§ **WHAT THE EXERCISE ASKS**
In the entries below, identify every line with the string "icon" and copy it.
=== Begin Enclosure ===
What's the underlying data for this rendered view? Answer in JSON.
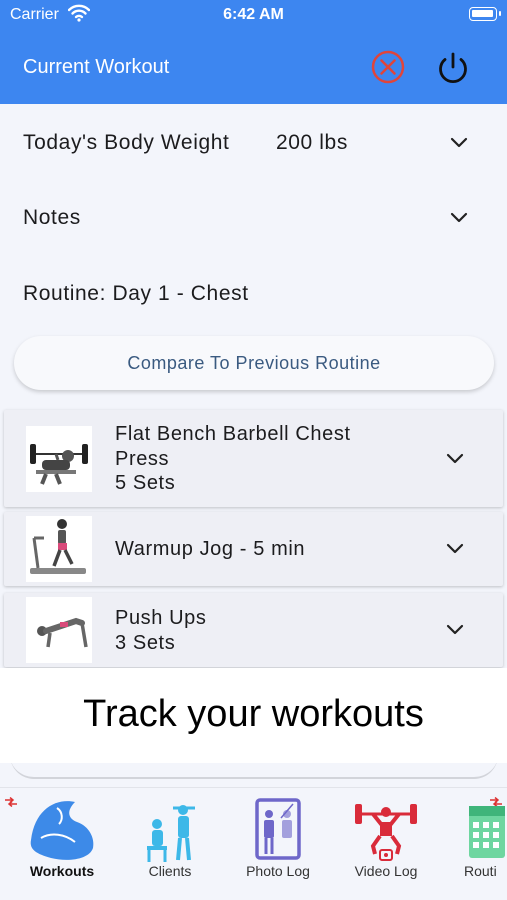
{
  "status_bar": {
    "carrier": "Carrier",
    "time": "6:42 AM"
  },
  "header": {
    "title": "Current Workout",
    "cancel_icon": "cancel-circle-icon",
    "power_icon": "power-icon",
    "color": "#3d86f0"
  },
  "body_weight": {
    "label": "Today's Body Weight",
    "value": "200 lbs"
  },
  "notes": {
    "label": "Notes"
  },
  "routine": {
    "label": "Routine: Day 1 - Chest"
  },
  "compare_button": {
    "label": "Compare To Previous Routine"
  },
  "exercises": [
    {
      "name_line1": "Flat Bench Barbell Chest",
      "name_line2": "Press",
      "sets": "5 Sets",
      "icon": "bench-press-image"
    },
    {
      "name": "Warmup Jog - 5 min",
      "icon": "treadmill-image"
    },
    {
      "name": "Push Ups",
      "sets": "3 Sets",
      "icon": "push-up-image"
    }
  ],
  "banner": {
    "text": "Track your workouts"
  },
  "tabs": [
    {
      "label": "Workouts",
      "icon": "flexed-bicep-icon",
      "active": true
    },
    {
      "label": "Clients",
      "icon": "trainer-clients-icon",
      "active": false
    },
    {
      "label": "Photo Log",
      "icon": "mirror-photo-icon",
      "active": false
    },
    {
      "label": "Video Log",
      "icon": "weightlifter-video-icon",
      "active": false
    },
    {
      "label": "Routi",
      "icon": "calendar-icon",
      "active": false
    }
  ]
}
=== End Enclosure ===
§ **EXERCISE SOLUTION**
    "cancel_icon": "cancel-circle-icon",
    "power_icon": "power-icon",
      "icon": "bench-press-image"
      "icon": "treadmill-image"
      "icon": "push-up-image"
      "icon": "flexed-bicep-icon",
      "icon": "trainer-clients-icon",
      "icon": "mirror-photo-icon",
      "icon": "weightlifter-video-icon",
      "icon": "calendar-icon",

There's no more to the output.